You’ll find no shortage of season Hollywood types equipped with their torches and pitchforks, all too prepared to blame Netflix for the woes of the film industry. It’s unfair, really: Streaming has provided a viable platform for films that would likely have a harder time getting greenlit by major studios. The public’s declining interest in heading to their local theaters cannot be placed squarely on the shoulders of the platforms that are simply providing more interesting options, but hey, that’s a conversation to revisit for the hundredth time some other day.

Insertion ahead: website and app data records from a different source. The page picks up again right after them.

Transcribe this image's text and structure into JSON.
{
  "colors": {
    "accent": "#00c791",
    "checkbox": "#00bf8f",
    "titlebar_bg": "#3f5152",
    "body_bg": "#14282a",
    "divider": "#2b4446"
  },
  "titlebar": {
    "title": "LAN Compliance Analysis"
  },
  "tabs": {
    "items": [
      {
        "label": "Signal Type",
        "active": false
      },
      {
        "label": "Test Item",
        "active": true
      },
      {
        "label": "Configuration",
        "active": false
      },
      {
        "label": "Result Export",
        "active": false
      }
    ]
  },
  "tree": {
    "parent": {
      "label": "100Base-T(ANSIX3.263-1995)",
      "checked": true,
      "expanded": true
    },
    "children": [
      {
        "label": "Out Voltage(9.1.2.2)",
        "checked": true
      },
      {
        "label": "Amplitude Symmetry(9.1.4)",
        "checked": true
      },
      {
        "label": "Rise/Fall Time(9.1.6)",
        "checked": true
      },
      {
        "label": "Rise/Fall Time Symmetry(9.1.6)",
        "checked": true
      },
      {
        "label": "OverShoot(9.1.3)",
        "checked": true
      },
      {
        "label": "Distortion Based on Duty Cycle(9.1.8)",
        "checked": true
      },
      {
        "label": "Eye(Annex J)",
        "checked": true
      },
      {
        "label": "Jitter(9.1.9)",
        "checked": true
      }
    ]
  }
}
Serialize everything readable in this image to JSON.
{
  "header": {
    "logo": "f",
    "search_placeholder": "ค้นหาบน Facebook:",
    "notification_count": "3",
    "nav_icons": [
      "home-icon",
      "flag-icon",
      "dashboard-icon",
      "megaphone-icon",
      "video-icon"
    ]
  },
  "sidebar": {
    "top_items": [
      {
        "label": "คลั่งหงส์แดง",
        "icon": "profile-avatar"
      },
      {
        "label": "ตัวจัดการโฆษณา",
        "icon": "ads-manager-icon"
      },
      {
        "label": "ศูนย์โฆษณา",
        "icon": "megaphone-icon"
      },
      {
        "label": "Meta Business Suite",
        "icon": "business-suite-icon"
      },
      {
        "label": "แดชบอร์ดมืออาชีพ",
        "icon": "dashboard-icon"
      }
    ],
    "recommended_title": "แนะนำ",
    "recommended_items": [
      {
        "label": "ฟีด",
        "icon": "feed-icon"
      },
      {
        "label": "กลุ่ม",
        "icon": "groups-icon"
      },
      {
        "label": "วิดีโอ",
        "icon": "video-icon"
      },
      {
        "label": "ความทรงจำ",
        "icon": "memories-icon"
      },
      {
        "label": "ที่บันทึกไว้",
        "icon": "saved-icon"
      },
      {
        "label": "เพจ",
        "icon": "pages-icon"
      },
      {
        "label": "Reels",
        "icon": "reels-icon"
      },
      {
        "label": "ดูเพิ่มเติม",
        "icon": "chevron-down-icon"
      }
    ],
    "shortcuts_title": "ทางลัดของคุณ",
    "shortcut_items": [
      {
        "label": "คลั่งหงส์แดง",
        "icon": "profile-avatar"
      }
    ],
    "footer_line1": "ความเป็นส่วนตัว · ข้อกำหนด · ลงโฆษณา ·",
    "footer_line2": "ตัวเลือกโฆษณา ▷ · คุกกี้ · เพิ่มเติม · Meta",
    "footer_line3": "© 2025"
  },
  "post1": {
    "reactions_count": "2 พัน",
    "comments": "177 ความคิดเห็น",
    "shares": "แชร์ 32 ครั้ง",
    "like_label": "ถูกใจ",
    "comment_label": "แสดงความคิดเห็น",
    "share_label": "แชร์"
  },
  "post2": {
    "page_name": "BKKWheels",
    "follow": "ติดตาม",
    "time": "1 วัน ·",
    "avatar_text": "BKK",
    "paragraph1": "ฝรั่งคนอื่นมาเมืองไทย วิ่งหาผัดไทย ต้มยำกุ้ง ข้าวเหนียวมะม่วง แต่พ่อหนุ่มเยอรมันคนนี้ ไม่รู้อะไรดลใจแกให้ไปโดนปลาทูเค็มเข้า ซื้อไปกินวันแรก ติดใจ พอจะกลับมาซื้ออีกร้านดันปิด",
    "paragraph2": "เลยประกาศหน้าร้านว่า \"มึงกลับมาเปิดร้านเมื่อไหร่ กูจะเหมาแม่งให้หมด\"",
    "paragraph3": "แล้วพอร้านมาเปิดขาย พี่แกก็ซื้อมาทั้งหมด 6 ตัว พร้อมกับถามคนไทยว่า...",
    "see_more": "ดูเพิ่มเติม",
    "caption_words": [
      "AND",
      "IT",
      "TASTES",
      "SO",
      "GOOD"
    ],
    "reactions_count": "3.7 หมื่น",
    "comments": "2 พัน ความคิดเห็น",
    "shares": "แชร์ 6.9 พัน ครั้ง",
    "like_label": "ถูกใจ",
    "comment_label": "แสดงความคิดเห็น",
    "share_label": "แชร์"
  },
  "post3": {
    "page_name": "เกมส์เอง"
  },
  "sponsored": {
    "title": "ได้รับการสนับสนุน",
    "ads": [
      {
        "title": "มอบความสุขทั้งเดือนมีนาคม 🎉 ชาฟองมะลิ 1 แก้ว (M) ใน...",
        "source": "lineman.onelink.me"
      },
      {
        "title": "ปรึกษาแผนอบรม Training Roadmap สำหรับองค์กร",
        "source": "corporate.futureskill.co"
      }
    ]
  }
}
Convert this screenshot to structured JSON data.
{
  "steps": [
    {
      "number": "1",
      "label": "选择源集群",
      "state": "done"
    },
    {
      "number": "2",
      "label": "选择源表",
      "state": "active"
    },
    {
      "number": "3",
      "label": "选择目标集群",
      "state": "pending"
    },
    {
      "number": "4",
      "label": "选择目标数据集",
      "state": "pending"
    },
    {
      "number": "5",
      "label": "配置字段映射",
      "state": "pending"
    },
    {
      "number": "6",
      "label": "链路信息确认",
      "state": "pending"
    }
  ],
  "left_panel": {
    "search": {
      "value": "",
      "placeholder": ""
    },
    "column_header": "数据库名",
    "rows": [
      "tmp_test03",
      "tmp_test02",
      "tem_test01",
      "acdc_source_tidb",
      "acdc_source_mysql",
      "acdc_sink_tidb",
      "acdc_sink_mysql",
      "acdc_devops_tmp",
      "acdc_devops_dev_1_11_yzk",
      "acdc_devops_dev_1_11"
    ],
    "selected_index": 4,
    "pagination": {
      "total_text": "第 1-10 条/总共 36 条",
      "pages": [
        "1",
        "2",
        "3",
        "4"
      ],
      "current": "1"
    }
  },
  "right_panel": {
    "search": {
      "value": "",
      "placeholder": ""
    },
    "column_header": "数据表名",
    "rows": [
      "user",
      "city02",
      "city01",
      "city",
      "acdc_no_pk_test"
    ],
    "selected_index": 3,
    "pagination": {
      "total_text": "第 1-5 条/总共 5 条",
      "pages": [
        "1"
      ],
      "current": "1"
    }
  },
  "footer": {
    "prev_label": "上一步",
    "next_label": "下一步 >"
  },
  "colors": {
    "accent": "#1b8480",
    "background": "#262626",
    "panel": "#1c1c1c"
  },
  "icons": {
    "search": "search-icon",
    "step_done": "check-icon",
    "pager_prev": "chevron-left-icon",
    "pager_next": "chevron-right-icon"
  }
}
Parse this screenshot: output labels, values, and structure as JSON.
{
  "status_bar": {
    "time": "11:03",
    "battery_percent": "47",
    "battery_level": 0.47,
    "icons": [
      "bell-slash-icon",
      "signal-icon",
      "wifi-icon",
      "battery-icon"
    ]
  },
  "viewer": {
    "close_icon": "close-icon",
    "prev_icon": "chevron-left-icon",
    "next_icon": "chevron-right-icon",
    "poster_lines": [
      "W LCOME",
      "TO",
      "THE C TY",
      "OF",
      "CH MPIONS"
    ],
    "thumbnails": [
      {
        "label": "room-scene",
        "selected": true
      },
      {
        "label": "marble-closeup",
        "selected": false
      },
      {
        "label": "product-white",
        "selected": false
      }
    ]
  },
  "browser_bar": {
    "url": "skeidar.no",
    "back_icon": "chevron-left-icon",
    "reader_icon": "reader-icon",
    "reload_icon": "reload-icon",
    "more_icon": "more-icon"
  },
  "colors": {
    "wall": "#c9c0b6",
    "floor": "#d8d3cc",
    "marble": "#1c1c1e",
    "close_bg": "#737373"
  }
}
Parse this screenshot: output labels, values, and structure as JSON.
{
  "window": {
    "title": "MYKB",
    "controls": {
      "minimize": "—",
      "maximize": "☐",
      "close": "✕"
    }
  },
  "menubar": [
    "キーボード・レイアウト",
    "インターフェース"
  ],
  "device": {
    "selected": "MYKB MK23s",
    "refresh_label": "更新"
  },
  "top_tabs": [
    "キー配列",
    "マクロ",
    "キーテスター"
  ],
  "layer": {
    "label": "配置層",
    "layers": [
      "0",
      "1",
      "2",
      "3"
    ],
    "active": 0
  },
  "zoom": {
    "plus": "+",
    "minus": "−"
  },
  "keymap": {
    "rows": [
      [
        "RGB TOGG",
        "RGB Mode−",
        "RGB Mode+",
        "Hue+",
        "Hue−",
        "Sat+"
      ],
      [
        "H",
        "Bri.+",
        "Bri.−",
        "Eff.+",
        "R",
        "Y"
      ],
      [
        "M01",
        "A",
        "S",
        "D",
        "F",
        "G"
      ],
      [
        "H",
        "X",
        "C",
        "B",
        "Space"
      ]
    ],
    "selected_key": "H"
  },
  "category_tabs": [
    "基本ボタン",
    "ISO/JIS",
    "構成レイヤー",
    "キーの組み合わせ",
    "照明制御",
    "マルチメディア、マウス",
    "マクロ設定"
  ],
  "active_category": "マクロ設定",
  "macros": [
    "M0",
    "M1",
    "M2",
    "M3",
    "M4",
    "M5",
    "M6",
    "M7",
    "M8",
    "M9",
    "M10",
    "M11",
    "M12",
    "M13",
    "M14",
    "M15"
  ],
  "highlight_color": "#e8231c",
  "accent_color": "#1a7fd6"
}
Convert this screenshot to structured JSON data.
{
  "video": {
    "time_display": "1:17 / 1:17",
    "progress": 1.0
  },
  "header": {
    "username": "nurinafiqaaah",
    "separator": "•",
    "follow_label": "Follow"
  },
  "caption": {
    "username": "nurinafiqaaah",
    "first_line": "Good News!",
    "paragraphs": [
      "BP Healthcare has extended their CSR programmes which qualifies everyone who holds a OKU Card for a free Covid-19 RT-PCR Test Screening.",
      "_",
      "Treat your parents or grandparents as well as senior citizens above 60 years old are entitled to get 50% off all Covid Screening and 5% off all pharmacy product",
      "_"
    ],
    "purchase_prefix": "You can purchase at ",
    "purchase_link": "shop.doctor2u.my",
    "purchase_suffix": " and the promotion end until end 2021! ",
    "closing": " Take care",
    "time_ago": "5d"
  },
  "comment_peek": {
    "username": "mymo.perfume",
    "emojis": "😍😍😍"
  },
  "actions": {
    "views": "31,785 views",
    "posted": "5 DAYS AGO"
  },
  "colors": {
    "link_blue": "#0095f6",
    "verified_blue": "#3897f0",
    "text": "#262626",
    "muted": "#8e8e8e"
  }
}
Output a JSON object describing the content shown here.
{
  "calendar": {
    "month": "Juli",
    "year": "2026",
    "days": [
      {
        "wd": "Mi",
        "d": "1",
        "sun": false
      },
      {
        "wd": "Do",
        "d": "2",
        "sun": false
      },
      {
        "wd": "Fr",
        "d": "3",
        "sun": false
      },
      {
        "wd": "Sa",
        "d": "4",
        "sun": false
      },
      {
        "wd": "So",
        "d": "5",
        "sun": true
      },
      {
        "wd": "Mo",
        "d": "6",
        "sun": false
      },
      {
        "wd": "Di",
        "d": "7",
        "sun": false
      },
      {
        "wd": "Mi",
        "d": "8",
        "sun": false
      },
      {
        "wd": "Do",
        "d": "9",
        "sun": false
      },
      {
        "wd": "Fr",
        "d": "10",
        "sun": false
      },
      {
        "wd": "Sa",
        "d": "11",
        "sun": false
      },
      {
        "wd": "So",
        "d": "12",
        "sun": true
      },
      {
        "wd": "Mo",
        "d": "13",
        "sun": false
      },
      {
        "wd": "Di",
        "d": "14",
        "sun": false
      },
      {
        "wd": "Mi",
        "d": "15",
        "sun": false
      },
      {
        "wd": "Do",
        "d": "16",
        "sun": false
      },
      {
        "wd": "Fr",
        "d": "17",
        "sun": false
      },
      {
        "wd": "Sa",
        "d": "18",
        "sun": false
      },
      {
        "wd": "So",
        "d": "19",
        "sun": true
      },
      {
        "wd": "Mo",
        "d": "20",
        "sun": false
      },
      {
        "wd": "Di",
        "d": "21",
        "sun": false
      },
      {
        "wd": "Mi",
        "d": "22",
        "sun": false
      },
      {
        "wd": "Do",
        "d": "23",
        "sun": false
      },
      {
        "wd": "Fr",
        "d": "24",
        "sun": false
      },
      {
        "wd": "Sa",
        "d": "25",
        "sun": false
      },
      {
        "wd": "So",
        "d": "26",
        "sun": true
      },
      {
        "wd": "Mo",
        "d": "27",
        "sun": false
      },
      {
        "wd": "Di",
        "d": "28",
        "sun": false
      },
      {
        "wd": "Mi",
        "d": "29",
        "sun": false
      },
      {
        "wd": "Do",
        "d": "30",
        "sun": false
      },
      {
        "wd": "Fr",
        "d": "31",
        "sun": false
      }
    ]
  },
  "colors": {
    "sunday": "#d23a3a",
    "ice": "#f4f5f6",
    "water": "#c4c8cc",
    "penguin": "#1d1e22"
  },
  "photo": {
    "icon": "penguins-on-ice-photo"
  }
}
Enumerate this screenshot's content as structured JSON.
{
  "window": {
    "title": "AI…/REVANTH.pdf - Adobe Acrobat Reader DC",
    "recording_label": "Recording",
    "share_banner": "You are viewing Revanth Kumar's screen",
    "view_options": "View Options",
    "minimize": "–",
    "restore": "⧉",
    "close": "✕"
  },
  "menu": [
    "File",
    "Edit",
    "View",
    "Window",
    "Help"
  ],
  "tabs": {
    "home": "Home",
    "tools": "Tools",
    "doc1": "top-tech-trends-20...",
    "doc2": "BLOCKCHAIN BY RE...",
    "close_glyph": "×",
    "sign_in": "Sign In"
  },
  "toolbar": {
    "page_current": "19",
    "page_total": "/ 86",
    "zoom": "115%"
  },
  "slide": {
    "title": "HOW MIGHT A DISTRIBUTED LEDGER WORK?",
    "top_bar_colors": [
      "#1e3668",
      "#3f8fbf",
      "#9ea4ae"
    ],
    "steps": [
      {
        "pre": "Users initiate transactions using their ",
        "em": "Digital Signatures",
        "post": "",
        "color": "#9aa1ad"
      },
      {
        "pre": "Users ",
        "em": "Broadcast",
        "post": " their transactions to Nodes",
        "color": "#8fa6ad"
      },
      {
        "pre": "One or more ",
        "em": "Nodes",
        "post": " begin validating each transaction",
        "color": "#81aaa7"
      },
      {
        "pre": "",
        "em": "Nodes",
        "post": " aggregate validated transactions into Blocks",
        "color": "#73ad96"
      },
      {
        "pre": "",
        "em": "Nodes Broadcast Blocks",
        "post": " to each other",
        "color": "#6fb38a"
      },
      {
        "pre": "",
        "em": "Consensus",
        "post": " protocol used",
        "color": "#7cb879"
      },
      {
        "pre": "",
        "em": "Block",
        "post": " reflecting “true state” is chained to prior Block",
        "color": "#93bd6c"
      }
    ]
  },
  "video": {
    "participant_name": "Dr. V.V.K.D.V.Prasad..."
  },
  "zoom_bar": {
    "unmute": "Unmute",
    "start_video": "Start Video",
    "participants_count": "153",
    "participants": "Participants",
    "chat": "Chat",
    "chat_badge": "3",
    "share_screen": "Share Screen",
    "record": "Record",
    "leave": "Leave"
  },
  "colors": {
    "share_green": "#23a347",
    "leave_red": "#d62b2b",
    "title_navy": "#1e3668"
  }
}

The real victims of streaming culture may actually be the unsung heroes of cable: the randomly syndicated throwback film. In a recent essay for Uproxx titled “Woe To ‘Tango And Cash’: Mourning The Impending Death Of The Communal Random Movie On Cable,” Senior Entertainment Writer Mike Ryan recounted stumbling upon Tango And Cash after a night of failed plans. Per Ryan, it was more than a moment of on-the-fly entertainment; it was also exposure to a classic film that he likely wouldn’t have taken the initiative to see on his own:
“Now, I bring this all up because there’s no way I’d ever decide to just watch Tango & Cash, but now I, and many other people, have seen Tango & Cash in the last week because it happened to be on cable. Say what you want about Tango & Cash (and, honestly, there’s a lot to say; I could probably write 2000 words about Tango & Cash), but it’s a movie that’s had a pretty long run because of its propensity for popping up on cable. But now, as streaming services are distributing and owning their own movies, this era will be coming to an end because those movies won’t have significant cable runs or get special anniversary Blu-ray releases because they only exist on that specific platform.”
It’s true that those who are perfectly fine with turning to their go-to Amazon Prime selection might miss out on the sheer joy of flipping through the channels and catching Selena at the precisely perfect moment, or finally saying “fuck it” and giving Twilight a shot before Archer starts. As Ryan notes, they’re also missing out on the community-building moments that those random cable airings lend themselves to, which could be a greater loss than the movies themselves. Hey, at least we can rely on wildly popular binge-worthy shows and objectively nightmarish movie trailers to kind of pick up the slack, right?
Check out the full essay here, then maybe peruse your channels for a bit.